For those who didn’t read between the lines a few months ago, when I questioned whether I’d continue appearing in every issue, let me say, plainly, that I won’t. My writing will appear, but irregularly — at least for a while.
Involved as I am in The Sun — in the selection of what we print, in the editing and in the layout, in the numerous decisions that shape the magazine — it’s impossible, I suppose, for me not to be in an issue, even if my own words don’t appear. Yet, within this family of voices, I’ve always been at the head of the table, my presence expected, familiar.
I’ve wanted to be there not just by virtue of being the editor but because I had something to say — something that might join us for a moment in that miraculous way words can. The sorrows and joys I write about are uniquely mine and — if I write well — yours, too. In sitting down at the typewriter, in parting the veil of my seeming separateness, I’m reminded I’m not alone; perhaps you’re reminded of that as well.

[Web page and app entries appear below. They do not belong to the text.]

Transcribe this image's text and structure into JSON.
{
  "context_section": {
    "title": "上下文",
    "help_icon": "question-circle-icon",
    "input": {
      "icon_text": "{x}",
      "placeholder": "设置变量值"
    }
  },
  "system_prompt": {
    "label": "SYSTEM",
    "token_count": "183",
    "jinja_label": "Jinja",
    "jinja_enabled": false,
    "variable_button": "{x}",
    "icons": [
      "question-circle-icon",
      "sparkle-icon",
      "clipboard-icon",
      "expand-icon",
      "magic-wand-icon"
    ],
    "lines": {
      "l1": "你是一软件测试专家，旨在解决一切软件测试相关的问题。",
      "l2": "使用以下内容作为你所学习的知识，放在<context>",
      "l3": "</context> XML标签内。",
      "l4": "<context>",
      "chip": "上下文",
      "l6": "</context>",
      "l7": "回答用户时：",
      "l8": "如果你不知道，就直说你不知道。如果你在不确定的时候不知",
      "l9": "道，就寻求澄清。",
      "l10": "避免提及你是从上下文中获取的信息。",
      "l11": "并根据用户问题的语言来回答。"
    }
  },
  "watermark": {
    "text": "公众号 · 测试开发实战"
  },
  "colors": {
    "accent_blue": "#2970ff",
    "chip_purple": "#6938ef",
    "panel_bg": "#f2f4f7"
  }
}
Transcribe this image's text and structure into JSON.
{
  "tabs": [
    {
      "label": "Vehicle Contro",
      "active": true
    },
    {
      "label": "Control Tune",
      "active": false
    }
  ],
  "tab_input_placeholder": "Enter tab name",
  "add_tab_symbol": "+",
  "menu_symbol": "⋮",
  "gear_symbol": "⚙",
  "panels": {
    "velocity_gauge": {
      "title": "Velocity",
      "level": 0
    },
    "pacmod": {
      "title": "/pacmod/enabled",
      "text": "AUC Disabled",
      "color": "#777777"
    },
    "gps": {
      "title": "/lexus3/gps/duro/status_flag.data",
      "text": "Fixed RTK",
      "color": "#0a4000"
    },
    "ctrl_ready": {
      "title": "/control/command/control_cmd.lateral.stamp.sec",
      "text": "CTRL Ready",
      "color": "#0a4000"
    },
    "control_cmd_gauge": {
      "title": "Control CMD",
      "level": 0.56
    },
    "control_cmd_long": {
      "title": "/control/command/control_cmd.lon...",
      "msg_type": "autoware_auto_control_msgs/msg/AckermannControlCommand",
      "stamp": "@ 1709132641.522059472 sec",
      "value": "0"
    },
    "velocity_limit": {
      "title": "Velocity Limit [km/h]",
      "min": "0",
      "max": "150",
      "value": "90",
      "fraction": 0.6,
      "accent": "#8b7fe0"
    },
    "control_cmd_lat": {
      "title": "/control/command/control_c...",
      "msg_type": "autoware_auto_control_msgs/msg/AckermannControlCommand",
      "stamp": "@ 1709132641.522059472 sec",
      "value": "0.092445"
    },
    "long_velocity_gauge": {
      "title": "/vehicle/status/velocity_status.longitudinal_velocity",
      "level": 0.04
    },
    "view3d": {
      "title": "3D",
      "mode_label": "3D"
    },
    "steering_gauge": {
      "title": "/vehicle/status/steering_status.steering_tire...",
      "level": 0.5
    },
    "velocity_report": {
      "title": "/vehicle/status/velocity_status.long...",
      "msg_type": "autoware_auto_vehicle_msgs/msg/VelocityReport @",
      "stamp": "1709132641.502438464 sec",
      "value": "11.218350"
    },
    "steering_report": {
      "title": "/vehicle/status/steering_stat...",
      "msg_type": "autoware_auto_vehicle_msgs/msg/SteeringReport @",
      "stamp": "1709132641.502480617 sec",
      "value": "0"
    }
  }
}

Yet writing for a monthly deadline no longer seems like the best way to satisfy that wish. I want my work to be more thoughtful, better crafted. I want to reach beyond the metaphors that have become too familiar to me, too easy — and thus sentimentalized and limiting. If this sounds vague, that’s because it is. Yet sometimes uncertainty itself beckons. I need to honor the summons, or risk being untrue to myself — which is hardly the message I want to bring.